TASK TO COMPLETE: Please tell how many of the lines below contain "file", using only a number.

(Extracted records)
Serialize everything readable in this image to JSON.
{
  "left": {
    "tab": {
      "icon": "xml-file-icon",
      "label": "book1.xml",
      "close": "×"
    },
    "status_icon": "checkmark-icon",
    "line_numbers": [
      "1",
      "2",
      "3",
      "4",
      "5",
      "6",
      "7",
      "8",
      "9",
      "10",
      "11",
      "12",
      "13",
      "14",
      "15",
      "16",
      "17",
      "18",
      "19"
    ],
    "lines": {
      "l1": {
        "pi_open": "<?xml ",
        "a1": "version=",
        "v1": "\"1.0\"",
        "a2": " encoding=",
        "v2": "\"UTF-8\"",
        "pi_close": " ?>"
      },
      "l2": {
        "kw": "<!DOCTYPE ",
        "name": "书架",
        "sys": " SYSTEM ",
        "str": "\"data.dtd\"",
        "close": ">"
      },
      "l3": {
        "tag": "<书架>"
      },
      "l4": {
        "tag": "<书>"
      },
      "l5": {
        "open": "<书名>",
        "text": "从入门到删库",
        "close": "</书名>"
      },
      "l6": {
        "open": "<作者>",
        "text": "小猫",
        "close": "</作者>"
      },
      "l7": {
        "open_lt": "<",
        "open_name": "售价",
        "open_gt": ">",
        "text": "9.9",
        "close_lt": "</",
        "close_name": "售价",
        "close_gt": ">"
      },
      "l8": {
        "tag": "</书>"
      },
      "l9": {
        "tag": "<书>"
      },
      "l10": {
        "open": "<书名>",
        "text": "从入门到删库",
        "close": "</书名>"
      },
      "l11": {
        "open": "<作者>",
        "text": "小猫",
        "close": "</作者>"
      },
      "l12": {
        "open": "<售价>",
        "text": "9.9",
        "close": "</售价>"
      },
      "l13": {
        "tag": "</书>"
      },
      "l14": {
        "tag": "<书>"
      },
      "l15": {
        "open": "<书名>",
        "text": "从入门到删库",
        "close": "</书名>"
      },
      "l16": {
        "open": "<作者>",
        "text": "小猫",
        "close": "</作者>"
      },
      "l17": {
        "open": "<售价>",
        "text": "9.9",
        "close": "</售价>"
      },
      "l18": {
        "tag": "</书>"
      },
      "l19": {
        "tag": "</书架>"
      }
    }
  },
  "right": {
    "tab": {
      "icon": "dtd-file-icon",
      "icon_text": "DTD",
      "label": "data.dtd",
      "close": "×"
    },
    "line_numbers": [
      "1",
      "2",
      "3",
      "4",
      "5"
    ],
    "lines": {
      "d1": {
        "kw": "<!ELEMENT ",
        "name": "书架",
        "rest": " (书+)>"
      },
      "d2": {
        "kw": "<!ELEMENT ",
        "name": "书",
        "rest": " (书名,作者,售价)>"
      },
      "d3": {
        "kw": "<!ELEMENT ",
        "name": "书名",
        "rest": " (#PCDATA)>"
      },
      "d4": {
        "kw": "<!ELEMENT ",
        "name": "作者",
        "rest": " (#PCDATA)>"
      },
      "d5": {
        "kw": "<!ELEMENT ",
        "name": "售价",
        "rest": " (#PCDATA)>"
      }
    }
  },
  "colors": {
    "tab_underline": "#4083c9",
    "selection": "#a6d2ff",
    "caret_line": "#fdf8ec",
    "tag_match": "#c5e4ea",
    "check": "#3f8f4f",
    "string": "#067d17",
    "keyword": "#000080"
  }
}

TASK RESULT: 2